On the other, I'm so sick of things coming up like this all the time. It never fails. I had a surplus from my student loans, about $3k, that I put towards credit card debt. We're so close to being paid off. (Yes, I'm using loan surplus money to pay off debt, because we're allowed to take some out for living expenses, and I figure our credit debt is less than a year living on-campus, and it's trading "bad debt" for permanent-low-fixed-rate good debt that I can claim on my taxes. It's fair, especially considering a bunch of what's on my card is the cost of the community college classes from last year, which I got no aid for.) OK, so $3k I used to pay off some debt. Guess what a new main line costs? About $3k. Yes, yes, I see the glass half-full side, but I'm TIRED of that side. This has happened every time I've gotten any money from anywhere, my entire life. Tax returns year after year have gone to car problems, house problems, Josie's spacer/retainer. Every year. The closer we get to paying things off, the more aggressive the cosmos seems to be in throwing things at us. This is two years in a row of massive plumbing expense. Why can't I just once have a windfall without an emergency situation coming up? We've tried so hard for YEARS to get out of debt that we've had since we got married, and every time I see light at the end of the tunnel something happens and we get screwed back to where we were, if not a little further down. I swear, if I didn't know better, I'd think there were gnomes working for credit card companies following us around and vandalizing our lives.
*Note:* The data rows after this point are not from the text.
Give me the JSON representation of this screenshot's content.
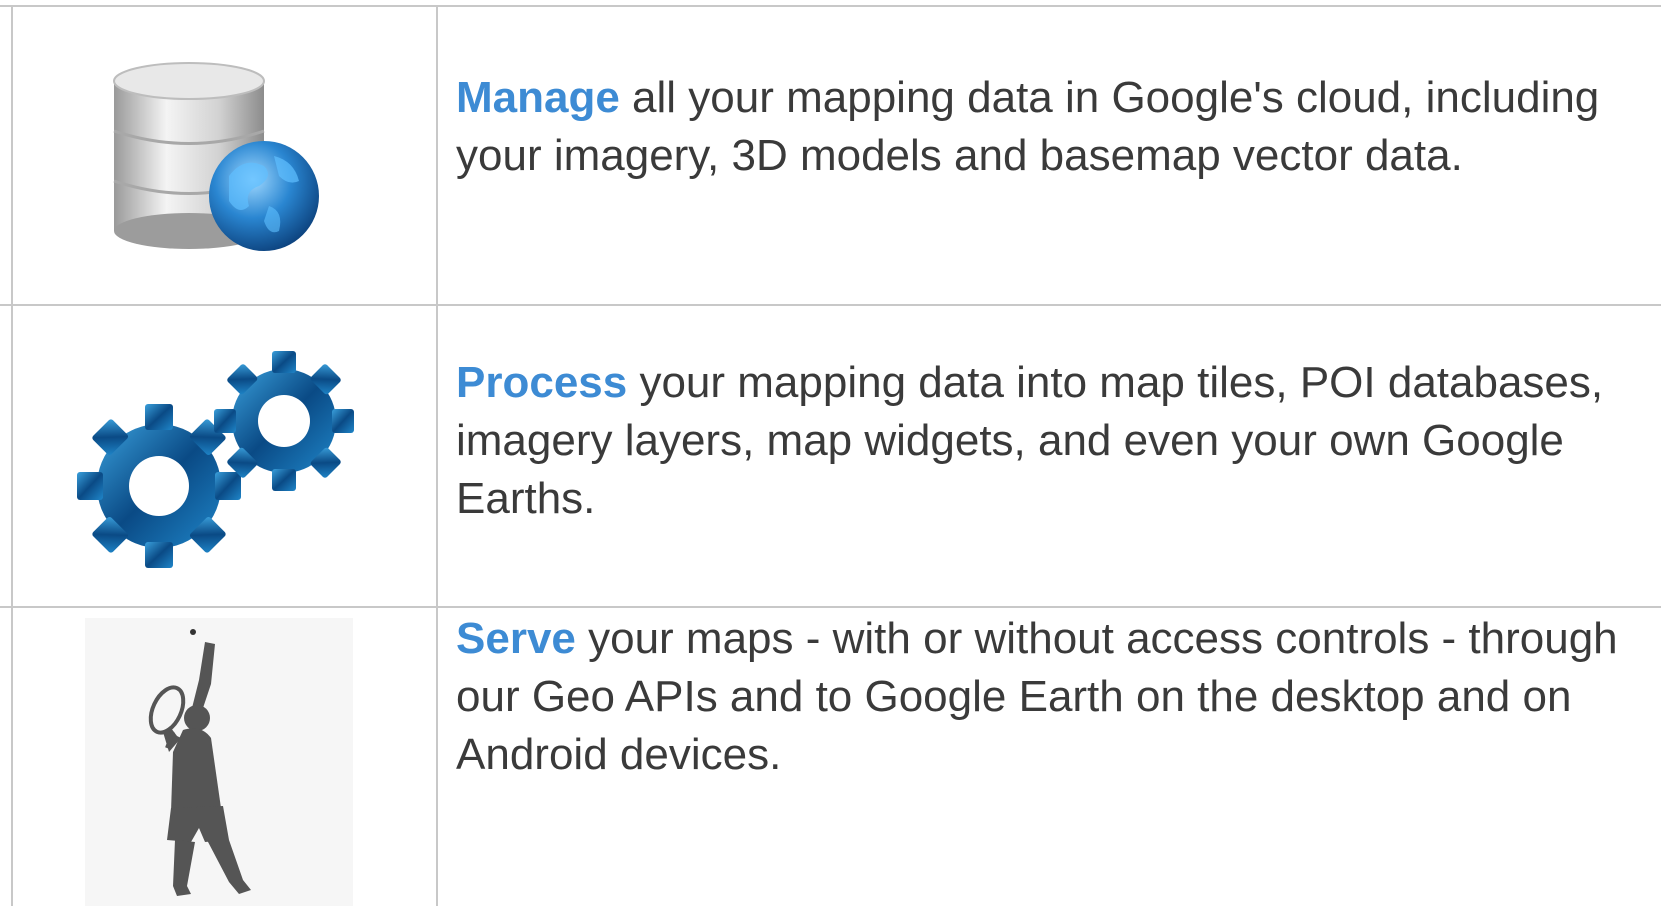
{
  "rows": [
    {
      "keyword": "Manage",
      "text": " all your mapping data in Google's cloud, including your imagery, 3D models and basemap vector data.",
      "icon": "database-globe-icon"
    },
    {
      "keyword": "Process",
      "text": " your mapping data into map tiles, POI databases, imagery layers, map widgets, and even your own Google Earths.",
      "icon": "gears-icon"
    },
    {
      "keyword": "Serve",
      "text": " your maps - with or without access controls - through our Geo APIs and to Google Earth on the desktop and on Android devices.",
      "icon": "tennis-serve-icon"
    }
  ],
  "colors": {
    "keyword": "#3d8bd4",
    "text": "#3a3a3a",
    "border": "#c8c8c8"
  }
}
Sigh. Cross your fingers that nothing explodes out of my downstairs bathroom before I can call someone in to start the repair process. Again.


Sarah said...

Ugh. And also? I KNOW THE FEELING. That all surprise extra money immediately gets earmarked for boring but necessary expenditures and never for, like, "Surprise vacation!" or "New furniture!" Or even for semi-practical but not strictly necessary things that I've been wanting, like having our piece of crap, horribly cracked driveway resealed. Grrr.
I think maybe normal people just don't get to do fun stuff with their money until their kids are grown?
So I have about twenty more years, if you factor in one more kid. Awesome.

creative kerfuffle said...

do you have a septic tank? that could be part of the plumbing issues. at some point we're going to have to have a tree cut down in our backyard because the first owners (house is 20-30 yrs old) planted a tree over tank. nice. i SO feel your pain w/ the take one step forward, see the light at the end of the tunnel and then take two steps back. it's always been that what for us too. i almost hate when "surprise" or unexpected money comes our way because there's always going to be something needing fixed.